Thursday, 14 June 2012 11:09
SHANGHAI: China's interest-rate swaps (IRS) fell moderately on Thursday, ending three straight days of rises, as the central bank signalled that it will ensure a stable supply of liquidity to the market.
"I feel that money conditions are better than on previous days," said a dealer at a state-owned bank in Beijing.
The People's Bank of China injected a net 36 billion yuan into the banking system, the largest net injection since early May, just days before it announced a cut in banks' required reserve ratio.
The benchmark five-year IRS fell to 2.73 percent near midday, from 2.80 percent at Wednesday's close.
One-year IRS were flat at around 2.50 percent.

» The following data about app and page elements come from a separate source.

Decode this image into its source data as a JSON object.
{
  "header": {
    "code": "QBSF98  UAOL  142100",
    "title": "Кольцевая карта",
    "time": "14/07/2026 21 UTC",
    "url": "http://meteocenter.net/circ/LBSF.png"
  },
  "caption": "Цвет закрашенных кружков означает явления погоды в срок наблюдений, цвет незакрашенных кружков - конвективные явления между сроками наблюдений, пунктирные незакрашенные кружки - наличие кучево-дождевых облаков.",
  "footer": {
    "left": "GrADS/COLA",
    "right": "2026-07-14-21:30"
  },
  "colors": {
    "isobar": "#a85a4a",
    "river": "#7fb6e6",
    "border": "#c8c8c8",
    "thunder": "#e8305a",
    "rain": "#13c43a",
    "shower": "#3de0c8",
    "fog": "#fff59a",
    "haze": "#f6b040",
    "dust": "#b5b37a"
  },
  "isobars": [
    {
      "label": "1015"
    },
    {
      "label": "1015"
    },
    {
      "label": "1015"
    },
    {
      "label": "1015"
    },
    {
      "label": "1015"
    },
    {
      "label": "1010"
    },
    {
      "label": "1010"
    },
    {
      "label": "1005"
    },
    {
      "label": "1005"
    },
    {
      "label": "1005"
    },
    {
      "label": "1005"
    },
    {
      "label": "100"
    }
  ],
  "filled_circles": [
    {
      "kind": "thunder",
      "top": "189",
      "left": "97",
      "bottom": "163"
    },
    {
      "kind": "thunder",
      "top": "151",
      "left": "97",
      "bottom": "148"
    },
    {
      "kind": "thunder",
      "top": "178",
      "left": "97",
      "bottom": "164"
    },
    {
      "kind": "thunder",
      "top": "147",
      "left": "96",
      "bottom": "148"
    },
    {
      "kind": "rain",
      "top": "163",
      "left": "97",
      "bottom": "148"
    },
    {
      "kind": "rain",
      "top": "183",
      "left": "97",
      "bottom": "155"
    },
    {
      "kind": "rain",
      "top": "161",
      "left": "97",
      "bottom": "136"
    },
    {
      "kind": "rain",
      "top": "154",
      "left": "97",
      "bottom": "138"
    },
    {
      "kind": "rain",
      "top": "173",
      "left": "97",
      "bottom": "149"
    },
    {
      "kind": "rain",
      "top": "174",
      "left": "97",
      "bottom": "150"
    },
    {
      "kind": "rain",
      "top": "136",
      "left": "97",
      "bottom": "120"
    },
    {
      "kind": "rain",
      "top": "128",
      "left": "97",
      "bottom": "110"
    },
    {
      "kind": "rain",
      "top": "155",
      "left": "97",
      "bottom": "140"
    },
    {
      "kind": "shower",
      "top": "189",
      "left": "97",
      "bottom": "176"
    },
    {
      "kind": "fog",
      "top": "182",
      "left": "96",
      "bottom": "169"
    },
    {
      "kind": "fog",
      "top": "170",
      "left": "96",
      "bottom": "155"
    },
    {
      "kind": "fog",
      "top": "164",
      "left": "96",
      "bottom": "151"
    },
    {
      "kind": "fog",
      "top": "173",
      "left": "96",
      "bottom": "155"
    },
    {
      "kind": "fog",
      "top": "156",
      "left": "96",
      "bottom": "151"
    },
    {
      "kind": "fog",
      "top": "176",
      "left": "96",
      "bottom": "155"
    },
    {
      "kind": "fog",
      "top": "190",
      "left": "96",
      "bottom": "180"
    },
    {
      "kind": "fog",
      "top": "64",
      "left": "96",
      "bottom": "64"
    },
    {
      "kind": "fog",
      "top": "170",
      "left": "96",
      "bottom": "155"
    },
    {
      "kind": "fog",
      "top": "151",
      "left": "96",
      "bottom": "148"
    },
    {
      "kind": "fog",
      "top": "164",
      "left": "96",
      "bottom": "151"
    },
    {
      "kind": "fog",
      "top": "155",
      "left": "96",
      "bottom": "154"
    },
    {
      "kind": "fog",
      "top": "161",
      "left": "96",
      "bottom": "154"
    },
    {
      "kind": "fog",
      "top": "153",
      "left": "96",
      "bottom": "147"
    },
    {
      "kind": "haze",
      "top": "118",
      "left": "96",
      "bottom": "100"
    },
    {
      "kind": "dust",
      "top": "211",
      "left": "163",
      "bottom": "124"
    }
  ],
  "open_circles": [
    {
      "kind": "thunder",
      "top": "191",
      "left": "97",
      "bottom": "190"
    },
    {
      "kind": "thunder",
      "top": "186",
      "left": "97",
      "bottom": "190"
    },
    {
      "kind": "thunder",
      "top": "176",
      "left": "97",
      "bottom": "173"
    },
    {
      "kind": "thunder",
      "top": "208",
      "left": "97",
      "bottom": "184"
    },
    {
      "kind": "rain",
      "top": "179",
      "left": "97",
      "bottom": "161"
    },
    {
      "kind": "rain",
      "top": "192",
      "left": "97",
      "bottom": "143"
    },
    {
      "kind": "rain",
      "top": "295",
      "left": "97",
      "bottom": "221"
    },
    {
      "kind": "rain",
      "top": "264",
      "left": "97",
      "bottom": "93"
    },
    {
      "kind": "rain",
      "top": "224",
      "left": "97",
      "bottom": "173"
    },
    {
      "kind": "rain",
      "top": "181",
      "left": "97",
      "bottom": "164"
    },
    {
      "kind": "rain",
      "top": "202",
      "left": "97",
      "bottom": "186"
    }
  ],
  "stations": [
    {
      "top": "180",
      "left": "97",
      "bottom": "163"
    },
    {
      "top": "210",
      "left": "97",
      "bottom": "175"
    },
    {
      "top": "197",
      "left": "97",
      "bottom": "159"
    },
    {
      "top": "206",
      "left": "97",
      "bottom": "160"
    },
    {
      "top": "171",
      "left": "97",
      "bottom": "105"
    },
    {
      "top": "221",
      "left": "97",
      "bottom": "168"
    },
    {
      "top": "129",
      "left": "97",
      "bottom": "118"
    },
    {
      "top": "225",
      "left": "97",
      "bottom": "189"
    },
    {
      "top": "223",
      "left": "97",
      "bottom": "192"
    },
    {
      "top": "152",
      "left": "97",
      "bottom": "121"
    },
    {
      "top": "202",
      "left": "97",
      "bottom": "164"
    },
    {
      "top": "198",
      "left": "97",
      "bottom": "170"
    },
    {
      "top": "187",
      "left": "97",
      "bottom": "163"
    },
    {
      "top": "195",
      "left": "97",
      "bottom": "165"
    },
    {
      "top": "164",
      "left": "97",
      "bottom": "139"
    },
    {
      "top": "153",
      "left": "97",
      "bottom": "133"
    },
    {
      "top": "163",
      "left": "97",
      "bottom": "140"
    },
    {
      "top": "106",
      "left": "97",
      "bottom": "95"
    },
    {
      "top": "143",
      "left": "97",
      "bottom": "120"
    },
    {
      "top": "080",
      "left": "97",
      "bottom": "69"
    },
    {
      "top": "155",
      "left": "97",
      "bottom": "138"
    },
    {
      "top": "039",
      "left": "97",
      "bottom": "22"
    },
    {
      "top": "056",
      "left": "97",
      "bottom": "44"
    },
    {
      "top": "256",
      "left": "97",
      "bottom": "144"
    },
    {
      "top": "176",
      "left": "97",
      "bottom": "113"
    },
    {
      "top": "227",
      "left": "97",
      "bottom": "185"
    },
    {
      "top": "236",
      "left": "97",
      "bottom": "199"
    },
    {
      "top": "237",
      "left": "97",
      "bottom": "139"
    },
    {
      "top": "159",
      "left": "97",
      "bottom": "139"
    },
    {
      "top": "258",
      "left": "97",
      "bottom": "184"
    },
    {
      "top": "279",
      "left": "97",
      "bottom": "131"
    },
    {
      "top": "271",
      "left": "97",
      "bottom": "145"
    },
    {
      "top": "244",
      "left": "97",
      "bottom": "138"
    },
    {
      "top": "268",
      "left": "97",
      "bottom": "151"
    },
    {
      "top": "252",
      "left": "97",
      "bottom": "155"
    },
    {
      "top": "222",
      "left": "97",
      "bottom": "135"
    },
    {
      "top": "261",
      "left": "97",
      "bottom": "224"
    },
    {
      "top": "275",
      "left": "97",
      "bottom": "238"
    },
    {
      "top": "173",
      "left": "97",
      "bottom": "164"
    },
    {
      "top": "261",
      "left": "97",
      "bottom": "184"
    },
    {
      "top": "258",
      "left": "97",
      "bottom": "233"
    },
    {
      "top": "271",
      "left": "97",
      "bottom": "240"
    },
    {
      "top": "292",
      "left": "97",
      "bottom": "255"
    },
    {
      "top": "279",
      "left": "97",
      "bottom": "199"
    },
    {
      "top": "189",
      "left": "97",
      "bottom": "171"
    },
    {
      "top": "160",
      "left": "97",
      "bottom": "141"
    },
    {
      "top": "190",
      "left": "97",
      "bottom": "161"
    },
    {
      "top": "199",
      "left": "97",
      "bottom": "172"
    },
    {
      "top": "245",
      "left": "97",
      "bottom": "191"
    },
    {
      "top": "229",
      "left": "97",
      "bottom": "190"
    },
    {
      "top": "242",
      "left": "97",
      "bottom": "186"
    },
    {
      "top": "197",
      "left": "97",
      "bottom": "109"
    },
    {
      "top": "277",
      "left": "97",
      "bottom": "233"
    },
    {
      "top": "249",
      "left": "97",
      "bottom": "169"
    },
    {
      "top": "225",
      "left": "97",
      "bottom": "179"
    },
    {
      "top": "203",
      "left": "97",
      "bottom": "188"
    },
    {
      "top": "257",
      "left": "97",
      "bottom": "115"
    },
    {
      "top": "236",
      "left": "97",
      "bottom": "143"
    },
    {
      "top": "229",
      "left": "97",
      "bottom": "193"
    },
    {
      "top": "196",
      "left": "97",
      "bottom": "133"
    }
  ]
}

Repo rates were little changed, with the benchmark weighted-average seven-day bond repurchase rate up 0.49 basis points to 2.7039 percent by midday. Overnight rates rose 5.30 bps to 2.5571.
Several dealers said that money rates had little room to fall through the rest of June, as banks focus on raising cash meet quarterly assessments of the mandated loan-to-deposit ratio and other regulatory indicators.
Although detailed criteria for the checks are not made public, dealers say quarterly and yearly reviews are more thorough than monthly check-ups.
Big banks also face a strong pressure of deposit outflows following recent by higher deposit rates being offered by smaller banks.